Give every line of the data again, exactly as it is written.

------------------------------

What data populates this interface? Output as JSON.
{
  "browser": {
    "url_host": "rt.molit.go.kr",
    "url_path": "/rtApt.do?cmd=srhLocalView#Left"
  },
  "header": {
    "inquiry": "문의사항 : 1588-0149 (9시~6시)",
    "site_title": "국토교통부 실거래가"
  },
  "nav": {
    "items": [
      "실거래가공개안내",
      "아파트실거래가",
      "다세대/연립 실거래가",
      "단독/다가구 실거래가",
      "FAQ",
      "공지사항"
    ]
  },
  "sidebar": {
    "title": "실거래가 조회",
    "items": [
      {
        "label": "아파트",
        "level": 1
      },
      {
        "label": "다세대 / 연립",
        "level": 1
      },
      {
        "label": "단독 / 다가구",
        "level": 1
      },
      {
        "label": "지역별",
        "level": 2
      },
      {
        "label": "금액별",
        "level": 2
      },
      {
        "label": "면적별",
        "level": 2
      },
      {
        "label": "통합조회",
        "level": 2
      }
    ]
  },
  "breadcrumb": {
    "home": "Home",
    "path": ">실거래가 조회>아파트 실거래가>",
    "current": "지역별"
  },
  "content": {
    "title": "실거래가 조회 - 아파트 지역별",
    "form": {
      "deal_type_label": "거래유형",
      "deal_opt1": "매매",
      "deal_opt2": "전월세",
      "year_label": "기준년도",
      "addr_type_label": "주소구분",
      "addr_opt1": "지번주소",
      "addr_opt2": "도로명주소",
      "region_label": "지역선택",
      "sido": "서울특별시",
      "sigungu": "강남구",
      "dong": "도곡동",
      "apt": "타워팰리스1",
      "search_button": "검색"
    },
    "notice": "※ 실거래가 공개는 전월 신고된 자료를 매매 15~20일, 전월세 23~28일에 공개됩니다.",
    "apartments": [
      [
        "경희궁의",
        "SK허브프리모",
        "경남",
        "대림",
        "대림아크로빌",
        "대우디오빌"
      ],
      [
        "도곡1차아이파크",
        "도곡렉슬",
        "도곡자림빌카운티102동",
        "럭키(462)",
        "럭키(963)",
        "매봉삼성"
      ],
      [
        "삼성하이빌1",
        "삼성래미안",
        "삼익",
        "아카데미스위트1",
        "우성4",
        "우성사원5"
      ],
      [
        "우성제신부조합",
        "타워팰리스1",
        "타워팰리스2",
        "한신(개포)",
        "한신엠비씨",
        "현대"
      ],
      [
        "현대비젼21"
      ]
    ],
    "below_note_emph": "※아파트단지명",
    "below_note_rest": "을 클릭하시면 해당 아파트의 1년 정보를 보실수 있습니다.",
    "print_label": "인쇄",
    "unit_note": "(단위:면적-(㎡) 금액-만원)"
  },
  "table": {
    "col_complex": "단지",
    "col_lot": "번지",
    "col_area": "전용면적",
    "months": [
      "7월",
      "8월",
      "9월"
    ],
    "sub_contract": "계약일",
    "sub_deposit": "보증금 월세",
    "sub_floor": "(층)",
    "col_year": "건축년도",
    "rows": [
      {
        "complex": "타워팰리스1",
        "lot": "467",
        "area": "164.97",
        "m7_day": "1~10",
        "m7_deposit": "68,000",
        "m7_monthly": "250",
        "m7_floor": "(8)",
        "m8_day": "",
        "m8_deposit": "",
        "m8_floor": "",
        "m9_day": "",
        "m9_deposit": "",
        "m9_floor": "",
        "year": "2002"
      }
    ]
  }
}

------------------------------

Task response
What data populates this interface? Output as JSON.
{
  "browser": {
    "url_host": "rt.molit.go.kr",
    "url_path": "/rtApt.do?cmd=srhLocalView#Left"
  },
  "header": {
    "inquiry": "문의사항 : 1588-0149 (9시~6시)",
    "site_title": "국토교통부 실거래가"
  },
  "nav": {
    "items": [
      "실거래가공개안내",
      "아파트실거래가",
      "다세대/연립 실거래가",
      "단독/다가구 실거래가",
      "FAQ",
      "공지사항"
    ]
  },
  "sidebar": {
    "title": "실거래가 조회",
    "items": [
      {
        "label": "아파트",
        "level": 1
      },
      {
        "label": "다세대 / 연립",
        "level": 1
      },
      {
        "label": "단독 / 다가구",
        "level": 1
      },
      {
        "label": "지역별",
        "level": 2
      },
      {
        "label": "금액별",
        "level": 2
      },
      {
        "label": "면적별",
        "level": 2
      },
      {
        "label": "통합조회",
        "level": 2
      }
    ]
  },
  "breadcrumb": {
    "home": "Home",
    "path": ">실거래가 조회>아파트 실거래가>",
    "current": "지역별"
  },
  "content": {
    "title": "실거래가 조회 - 아파트 지역별",
    "form": {
      "deal_type_label": "거래유형",
      "deal_opt1": "매매",
      "deal_opt2": "전월세",
      "year_label": "기준년도",
      "addr_type_label": "주소구분",
      "addr_opt1": "지번주소",
      "addr_opt2": "도로명주소",
      "region_label": "지역선택",
      "sido": "서울특별시",
      "sigungu": "강남구",
      "dong": "도곡동",
      "apt": "타워팰리스1",
      "search_button": "검색"
    },
    "notice": "※ 실거래가 공개는 전월 신고된 자료를 매매 15~20일, 전월세 23~28일에 공개됩니다.",
    "apartments": [
      [
        "경희궁의",
        "SK허브프리모",
        "경남",
        "대림",
        "대림아크로빌",
        "대우디오빌"
      ],
      [
        "도곡1차아이파크",
        "도곡렉슬",
        "도곡자림빌카운티102동",
        "럭키(462)",
        "럭키(963)",
        "매봉삼성"
      ],
      [
        "삼성하이빌1",
        "삼성래미안",
        "삼익",
        "아카데미스위트1",
        "우성4",
        "우성사원5"
      ],
      [
        "우성제신부조합",
        "타워팰리스1",
        "타워팰리스2",
        "한신(개포)",
        "한신엠비씨",
        "현대"
      ],
      [
        "현대비젼21"
      ]
    ],
    "below_note_emph": "※아파트단지명",
    "below_note_rest": "을 클릭하시면 해당 아파트의 1년 정보를 보실수 있습니다.",
    "print_label": "인쇄",
    "unit_note": "(단위:면적-(㎡) 금액-만원)"
  },
  "table": {
    "col_complex": "단지",
    "col_lot": "번지",
    "col_area": "전용면적",
    "months": [
      "7월",
      "8월",
      "9월"
    ],
    "sub_contract": "계약일",
    "sub_deposit": "보증금 월세",
    "sub_floor": "(층)",
    "col_year": "건축년도",
    "rows": [
      {
        "complex": "타워팰리스1",
        "lot": "467",
        "area": "164.97",
        "m7_day": "1~10",
        "m7_deposit": "68,000",
        "m7_monthly": "250",
        "m7_floor": "(8)",
        "m8_day": "",
        "m8_deposit": "",
        "m8_floor": "",
        "m9_day": "",
        "m9_deposit": "",
        "m9_floor": "",
        "year": "2002"
      }
    ]
  }
}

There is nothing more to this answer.